» **EXERCISE INSTRUCTIONS**
Copy every record word for word. Pictures are not part of the copy.

___ RECORDS ___

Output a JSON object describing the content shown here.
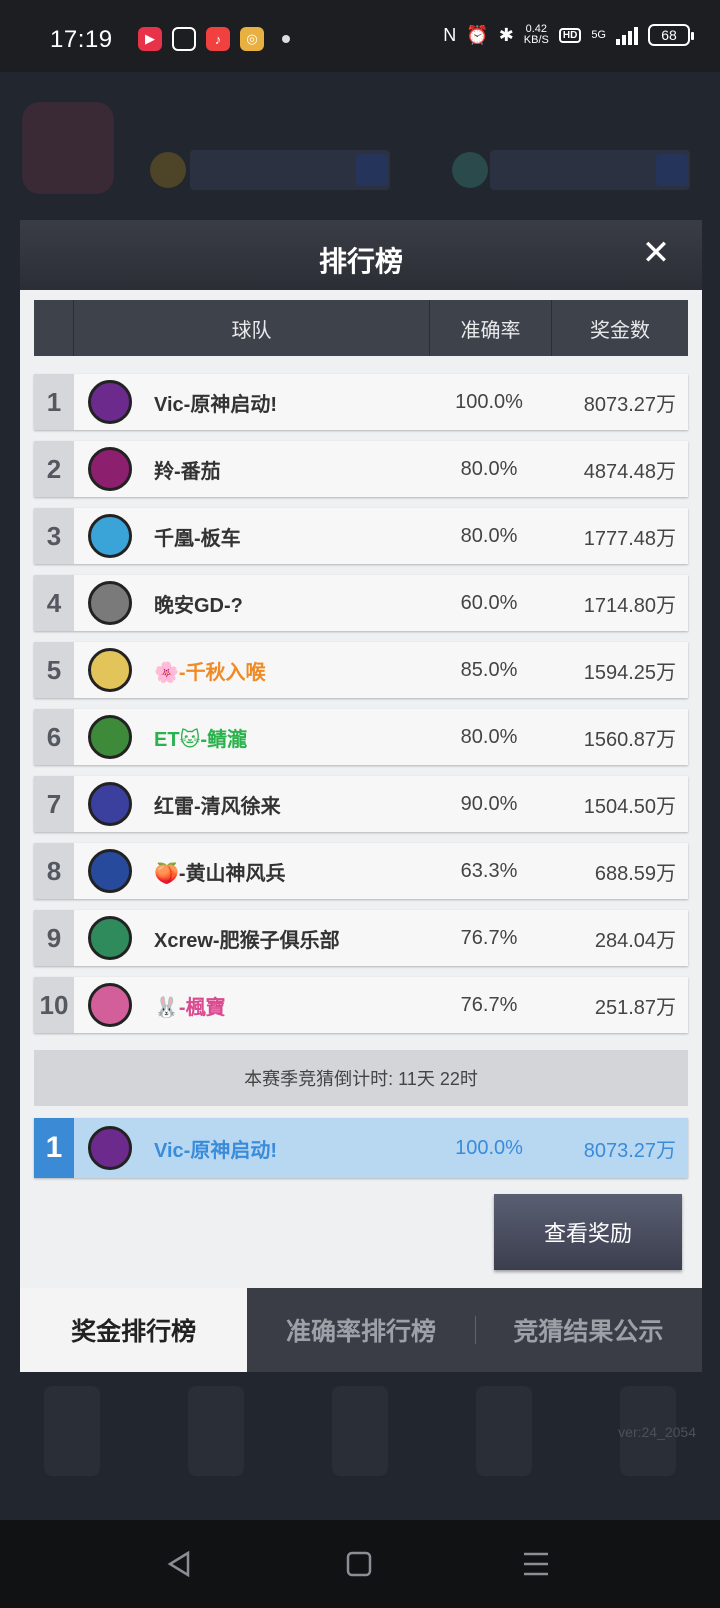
{
  "status_bar": {
    "time": "17:19",
    "net_speed": "0.42",
    "net_unit": "KB/S",
    "hd": "HD",
    "signal": "5G",
    "battery": "68"
  },
  "background": {
    "version": "ver:24_2054"
  },
  "modal": {
    "title": "排行榜",
    "close_icon": "close-icon",
    "columns": [
      "球队",
      "准确率",
      "奖金数"
    ],
    "rows": [
      {
        "rank": "1",
        "team": "Vic-原神启动!",
        "accuracy": "100.0%",
        "prize": "8073.27万",
        "logo_color": "#6b2a8c"
      },
      {
        "rank": "2",
        "team": "羚-番茄",
        "accuracy": "80.0%",
        "prize": "4874.48万",
        "logo_color": "#8c1f6e"
      },
      {
        "rank": "3",
        "team": "千凰-板车",
        "accuracy": "80.0%",
        "prize": "1777.48万",
        "logo_color": "#3aa4d8"
      },
      {
        "rank": "4",
        "team": "晚安GD-?",
        "accuracy": "60.0%",
        "prize": "1714.80万",
        "logo_color": "#7a7a7a"
      },
      {
        "rank": "5",
        "team": "🌸-千秋入喉",
        "accuracy": "85.0%",
        "prize": "1594.25万",
        "logo_color": "#e3c45a",
        "name_color": "#f08a24"
      },
      {
        "rank": "6",
        "team": "ET🐱-鲭瀧",
        "accuracy": "80.0%",
        "prize": "1560.87万",
        "logo_color": "#3d8a3a",
        "name_color": "#2bb24c"
      },
      {
        "rank": "7",
        "team": "红雷-清风徐来",
        "accuracy": "90.0%",
        "prize": "1504.50万",
        "logo_color": "#3b3f9e"
      },
      {
        "rank": "8",
        "team": "🍑-黄山神风兵",
        "accuracy": "63.3%",
        "prize": "688.59万",
        "logo_color": "#274a9c"
      },
      {
        "rank": "9",
        "team": "Xcrew-肥猴子俱乐部",
        "accuracy": "76.7%",
        "prize": "284.04万",
        "logo_color": "#2f8a5c"
      },
      {
        "rank": "10",
        "team": "🐰-楓寶",
        "accuracy": "76.7%",
        "prize": "251.87万",
        "logo_color": "#d35f9a",
        "name_color": "#d94a8f"
      }
    ],
    "countdown": "本赛季竞猜倒计时: 11天 22时",
    "my_row": {
      "rank": "1",
      "team": "Vic-原神启动!",
      "accuracy": "100.0%",
      "prize": "8073.27万"
    },
    "reward_button": "查看奖励",
    "tabs": [
      "奖金排行榜",
      "准确率排行榜",
      "竞猜结果公示"
    ]
  }
}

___

» **RESULT OF THIS TASK**
Output a JSON object describing the content shown here.
{
  "status_bar": {
    "time": "17:19",
    "net_speed": "0.42",
    "net_unit": "KB/S",
    "hd": "HD",
    "signal": "5G",
    "battery": "68"
  },
  "background": {
    "version": "ver:24_2054"
  },
  "modal": {
    "title": "排行榜",
    "close_icon": "close-icon",
    "columns": [
      "球队",
      "准确率",
      "奖金数"
    ],
    "rows": [
      {
        "rank": "1",
        "team": "Vic-原神启动!",
        "accuracy": "100.0%",
        "prize": "8073.27万",
        "logo_color": "#6b2a8c"
      },
      {
        "rank": "2",
        "team": "羚-番茄",
        "accuracy": "80.0%",
        "prize": "4874.48万",
        "logo_color": "#8c1f6e"
      },
      {
        "rank": "3",
        "team": "千凰-板车",
        "accuracy": "80.0%",
        "prize": "1777.48万",
        "logo_color": "#3aa4d8"
      },
      {
        "rank": "4",
        "team": "晚安GD-?",
        "accuracy": "60.0%",
        "prize": "1714.80万",
        "logo_color": "#7a7a7a"
      },
      {
        "rank": "5",
        "team": "🌸-千秋入喉",
        "accuracy": "85.0%",
        "prize": "1594.25万",
        "logo_color": "#e3c45a",
        "name_color": "#f08a24"
      },
      {
        "rank": "6",
        "team": "ET🐱-鲭瀧",
        "accuracy": "80.0%",
        "prize": "1560.87万",
        "logo_color": "#3d8a3a",
        "name_color": "#2bb24c"
      },
      {
        "rank": "7",
        "team": "红雷-清风徐来",
        "accuracy": "90.0%",
        "prize": "1504.50万",
        "logo_color": "#3b3f9e"
      },
      {
        "rank": "8",
        "team": "🍑-黄山神风兵",
        "accuracy": "63.3%",
        "prize": "688.59万",
        "logo_color": "#274a9c"
      },
      {
        "rank": "9",
        "team": "Xcrew-肥猴子俱乐部",
        "accuracy": "76.7%",
        "prize": "284.04万",
        "logo_color": "#2f8a5c"
      },
      {
        "rank": "10",
        "team": "🐰-楓寶",
        "accuracy": "76.7%",
        "prize": "251.87万",
        "logo_color": "#d35f9a",
        "name_color": "#d94a8f"
      }
    ],
    "countdown": "本赛季竞猜倒计时: 11天 22时",
    "my_row": {
      "rank": "1",
      "team": "Vic-原神启动!",
      "accuracy": "100.0%",
      "prize": "8073.27万"
    },
    "reward_button": "查看奖励",
    "tabs": [
      "奖金排行榜",
      "准确率排行榜",
      "竞猜结果公示"
    ]
  }
}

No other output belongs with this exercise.